> _Exercise_:
Without the images, reproduce every entry exactly.

> _Dataset extract_:
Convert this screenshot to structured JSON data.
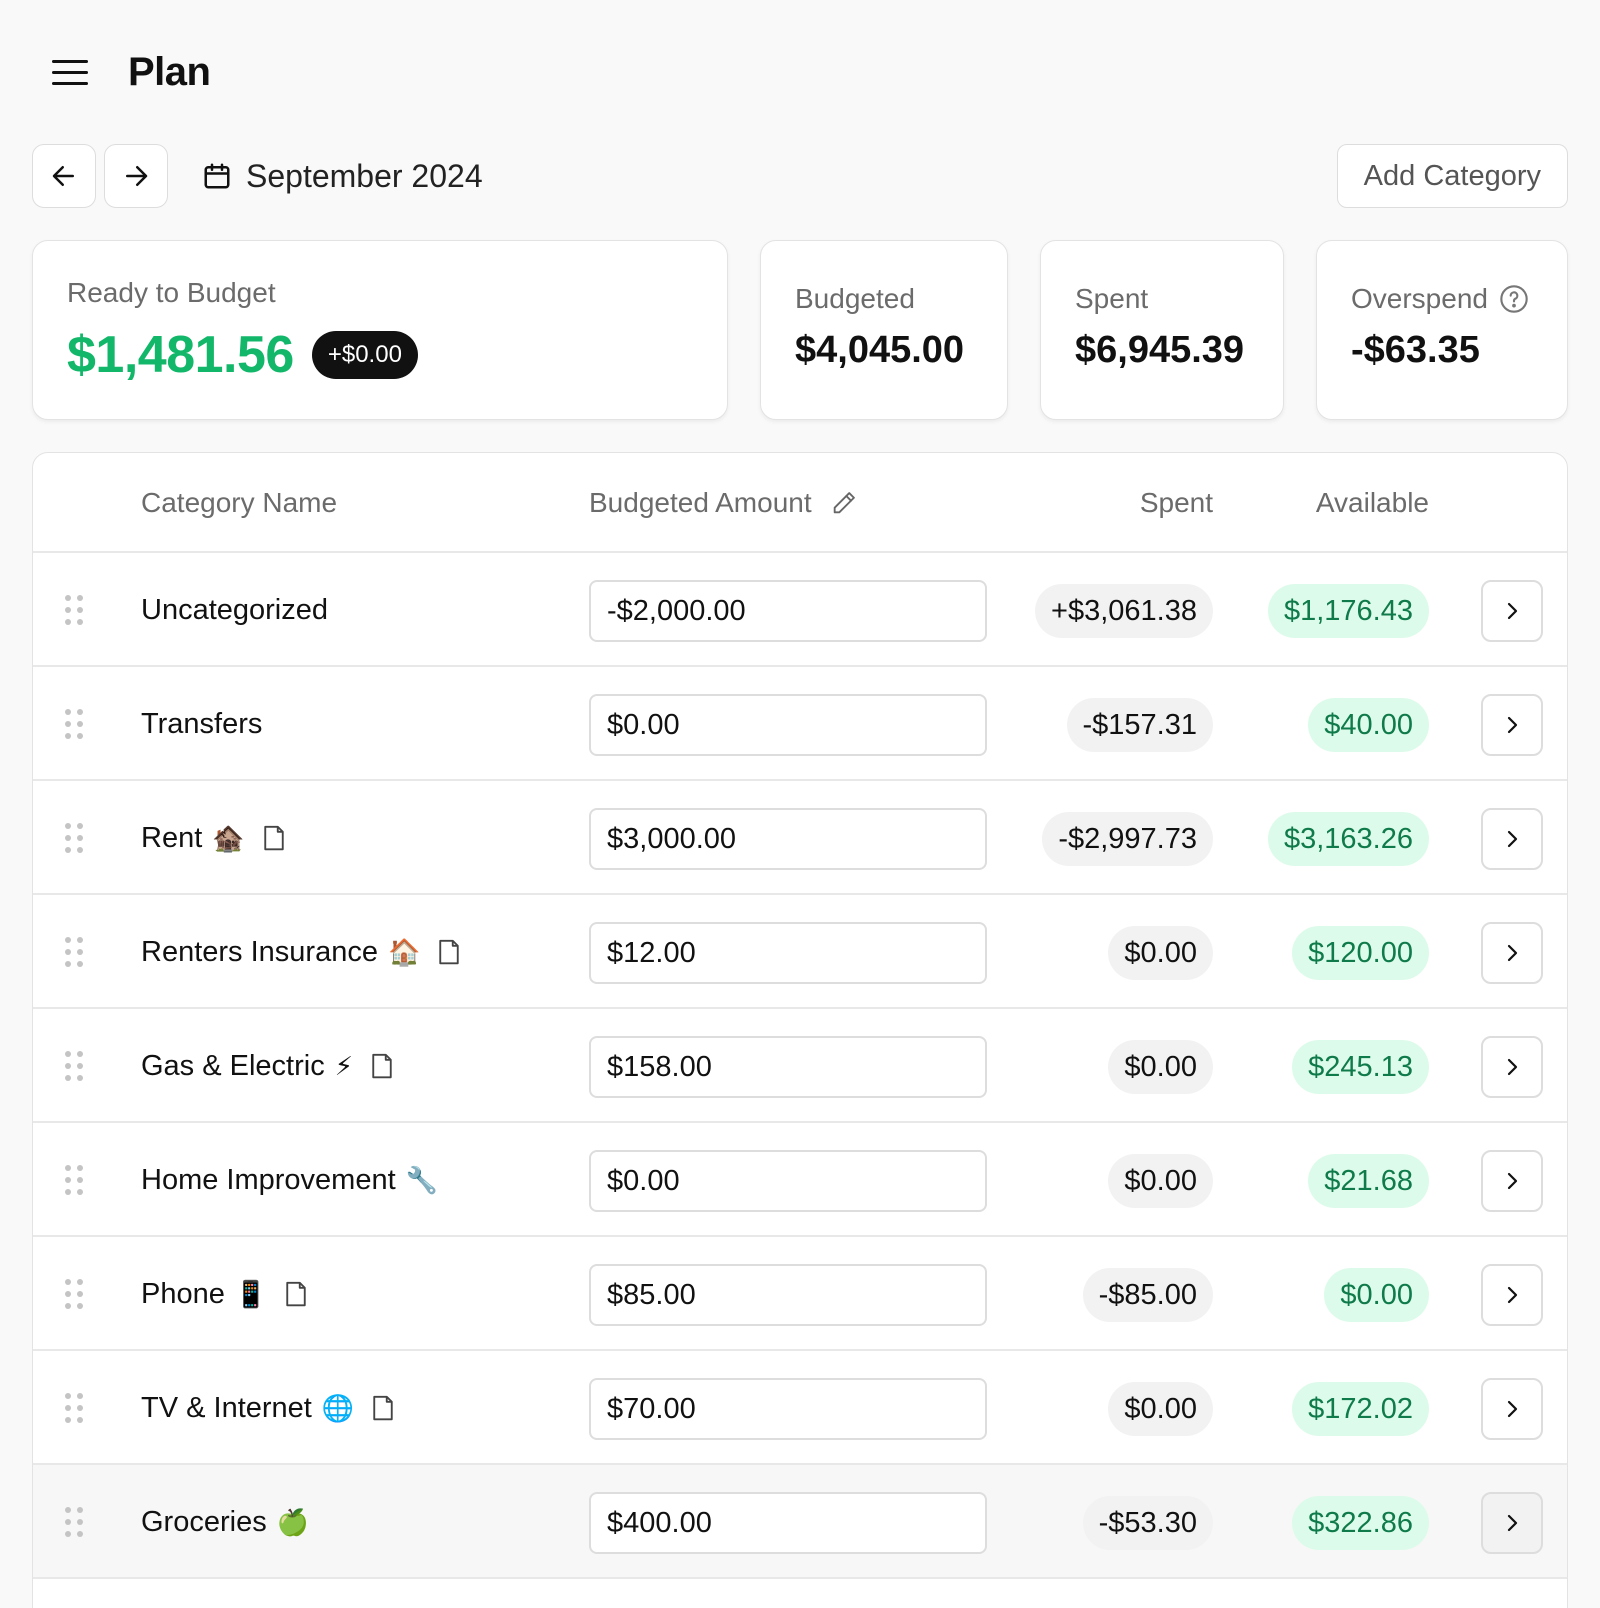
{
  "header": {
    "title": "Plan"
  },
  "toolbar": {
    "month": "September 2024",
    "add_category": "Add Category"
  },
  "summary": {
    "ready": {
      "label": "Ready to Budget",
      "value": "$1,481.56",
      "badge": "+$0.00"
    },
    "budgeted": {
      "label": "Budgeted",
      "value": "$4,045.00"
    },
    "spent": {
      "label": "Spent",
      "value": "$6,945.39"
    },
    "overspend": {
      "label": "Overspend",
      "value": "-$63.35"
    }
  },
  "table": {
    "headers": {
      "name": "Category Name",
      "budgeted": "Budgeted Amount",
      "spent": "Spent",
      "available": "Available"
    },
    "rows": [
      {
        "name": "Uncategorized",
        "emoji": "",
        "note": false,
        "budgeted": "-$2,000.00",
        "spent": "+$3,061.38",
        "available": "$1,176.43"
      },
      {
        "name": "Transfers",
        "emoji": "",
        "note": false,
        "budgeted": "$0.00",
        "spent": "-$157.31",
        "available": "$40.00"
      },
      {
        "name": "Rent",
        "emoji": "🏚️",
        "note": true,
        "budgeted": "$3,000.00",
        "spent": "-$2,997.73",
        "available": "$3,163.26"
      },
      {
        "name": "Renters Insurance",
        "emoji": "🏠",
        "note": true,
        "budgeted": "$12.00",
        "spent": "$0.00",
        "available": "$120.00"
      },
      {
        "name": "Gas & Electric",
        "emoji": "⚡",
        "note": true,
        "budgeted": "$158.00",
        "spent": "$0.00",
        "available": "$245.13"
      },
      {
        "name": "Home Improvement",
        "emoji": "🔧",
        "note": false,
        "budgeted": "$0.00",
        "spent": "$0.00",
        "available": "$21.68"
      },
      {
        "name": "Phone",
        "emoji": "📱",
        "note": true,
        "budgeted": "$85.00",
        "spent": "-$85.00",
        "available": "$0.00"
      },
      {
        "name": "TV & Internet",
        "emoji": "🌐",
        "note": true,
        "budgeted": "$70.00",
        "spent": "$0.00",
        "available": "$172.02"
      },
      {
        "name": "Groceries",
        "emoji": "🍏",
        "note": false,
        "budgeted": "$400.00",
        "spent": "-$53.30",
        "available": "$322.86"
      }
    ]
  },
  "colors": {
    "positive": "#12b76a",
    "available_bg": "#dcfbea",
    "available_text": "#0f7a4a"
  }
}
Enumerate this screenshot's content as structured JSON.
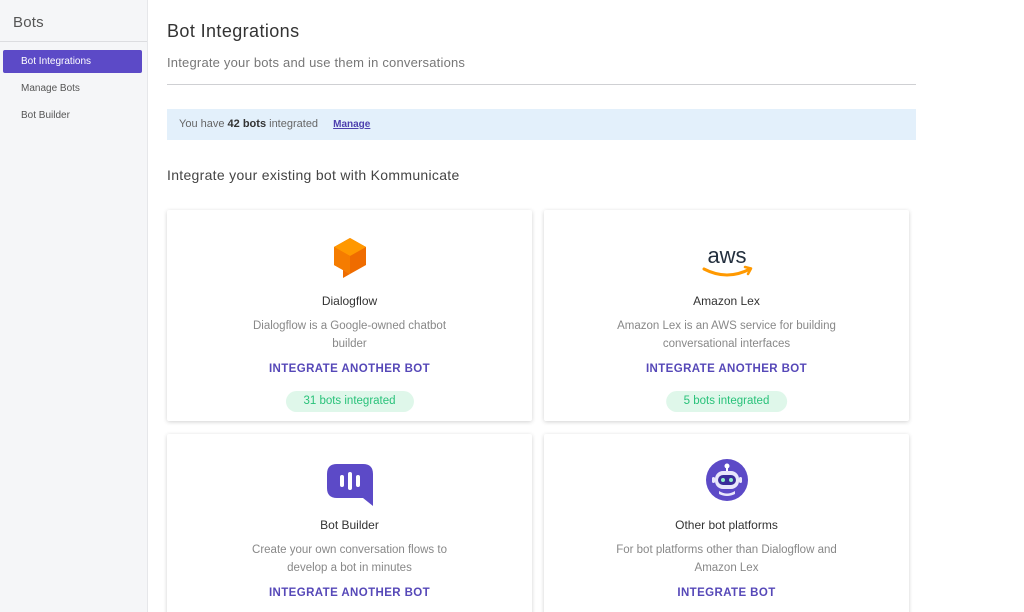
{
  "sidebar": {
    "title": "Bots",
    "items": [
      {
        "label": "Bot Integrations",
        "active": true
      },
      {
        "label": "Manage Bots",
        "active": false
      },
      {
        "label": "Bot Builder",
        "active": false
      }
    ]
  },
  "header": {
    "title": "Bot Integrations",
    "subtitle": "Integrate your bots and use them in conversations"
  },
  "banner": {
    "prefix": "You have",
    "count": "42 bots",
    "suffix": "integrated",
    "link": "Manage"
  },
  "section": {
    "title": "Integrate your existing bot with Kommunicate"
  },
  "cards": [
    {
      "icon": "dialogflow-icon",
      "name": "Dialogflow",
      "description": "Dialogflow is a Google-owned chatbot builder",
      "action": "INTEGRATE ANOTHER BOT",
      "badge": "31 bots integrated"
    },
    {
      "icon": "aws-icon",
      "name": "Amazon Lex",
      "description": "Amazon Lex is an AWS service for building conversational interfaces",
      "action": "INTEGRATE ANOTHER BOT",
      "badge": "5 bots integrated"
    },
    {
      "icon": "bot-builder-icon",
      "name": "Bot Builder",
      "description": "Create your own conversation flows to develop a bot in minutes",
      "action": "INTEGRATE ANOTHER BOT"
    },
    {
      "icon": "robot-icon",
      "name": "Other bot platforms",
      "description": "For bot platforms other than Dialogflow and Amazon Lex",
      "action": "INTEGRATE BOT"
    }
  ],
  "aws_text": "aws",
  "colors": {
    "accent": "#5c4ac7",
    "link": "#5648b8",
    "banner_bg": "#e3f0fb",
    "badge_bg": "#dff7ea",
    "badge_text": "#29c27a",
    "dialogflow_orange": "#f57c00",
    "aws_orange": "#ff9900"
  }
}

> _Problem solution_:
Convert this screenshot to structured JSON data.
{
  "header": {
    "title": "Plan"
  },
  "toolbar": {
    "month": "September 2024",
    "add_category": "Add Category"
  },
  "summary": {
    "ready": {
      "label": "Ready to Budget",
      "value": "$1,481.56",
      "badge": "+$0.00"
    },
    "budgeted": {
      "label": "Budgeted",
      "value": "$4,045.00"
    },
    "spent": {
      "label": "Spent",
      "value": "$6,945.39"
    },
    "overspend": {
      "label": "Overspend",
      "value": "-$63.35"
    }
  },
  "table": {
    "headers": {
      "name": "Category Name",
      "budgeted": "Budgeted Amount",
      "spent": "Spent",
      "available": "Available"
    },
    "rows": [
      {
        "name": "Uncategorized",
        "emoji": "",
        "note": false,
        "budgeted": "-$2,000.00",
        "spent": "+$3,061.38",
        "available": "$1,176.43"
      },
      {
        "name": "Transfers",
        "emoji": "",
        "note": false,
        "budgeted": "$0.00",
        "spent": "-$157.31",
        "available": "$40.00"
      },
      {
        "name": "Rent",
        "emoji": "🏚️",
        "note": true,
        "budgeted": "$3,000.00",
        "spent": "-$2,997.73",
        "available": "$3,163.26"
      },
      {
        "name": "Renters Insurance",
        "emoji": "🏠",
        "note": true,
        "budgeted": "$12.00",
        "spent": "$0.00",
        "available": "$120.00"
      },
      {
        "name": "Gas & Electric",
        "emoji": "⚡",
        "note": true,
        "budgeted": "$158.00",
        "spent": "$0.00",
        "available": "$245.13"
      },
      {
        "name": "Home Improvement",
        "emoji": "🔧",
        "note": false,
        "budgeted": "$0.00",
        "spent": "$0.00",
        "available": "$21.68"
      },
      {
        "name": "Phone",
        "emoji": "📱",
        "note": true,
        "budgeted": "$85.00",
        "spent": "-$85.00",
        "available": "$0.00"
      },
      {
        "name": "TV & Internet",
        "emoji": "🌐",
        "note": true,
        "budgeted": "$70.00",
        "spent": "$0.00",
        "available": "$172.02"
      },
      {
        "name": "Groceries",
        "emoji": "🍏",
        "note": false,
        "budgeted": "$400.00",
        "spent": "-$53.30",
        "available": "$322.86"
      }
    ]
  },
  "colors": {
    "positive": "#12b76a",
    "available_bg": "#dcfbea",
    "available_text": "#0f7a4a"
  }
}
Enumerate this screenshot's content as structured JSON.
{
  "sidebar": {
    "title": "Bots",
    "items": [
      {
        "label": "Bot Integrations",
        "active": true
      },
      {
        "label": "Manage Bots",
        "active": false
      },
      {
        "label": "Bot Builder",
        "active": false
      }
    ]
  },
  "header": {
    "title": "Bot Integrations",
    "subtitle": "Integrate your bots and use them in conversations"
  },
  "banner": {
    "prefix": "You have",
    "count": "42 bots",
    "suffix": "integrated",
    "link": "Manage"
  },
  "section": {
    "title": "Integrate your existing bot with Kommunicate"
  },
  "cards": [
    {
      "icon": "dialogflow-icon",
      "name": "Dialogflow",
      "description": "Dialogflow is a Google-owned chatbot builder",
      "action": "INTEGRATE ANOTHER BOT",
      "badge": "31 bots integrated"
    },
    {
      "icon": "aws-icon",
      "name": "Amazon Lex",
      "description": "Amazon Lex is an AWS service for building conversational interfaces",
      "action": "INTEGRATE ANOTHER BOT",
      "badge": "5 bots integrated"
    },
    {
      "icon": "bot-builder-icon",
      "name": "Bot Builder",
      "description": "Create your own conversation flows to develop a bot in minutes",
      "action": "INTEGRATE ANOTHER BOT"
    },
    {
      "icon": "robot-icon",
      "name": "Other bot platforms",
      "description": "For bot platforms other than Dialogflow and Amazon Lex",
      "action": "INTEGRATE BOT"
    }
  ],
  "aws_text": "aws",
  "colors": {
    "accent": "#5c4ac7",
    "link": "#5648b8",
    "banner_bg": "#e3f0fb",
    "badge_bg": "#dff7ea",
    "badge_text": "#29c27a",
    "dialogflow_orange": "#f57c00",
    "aws_orange": "#ff9900"
  }
}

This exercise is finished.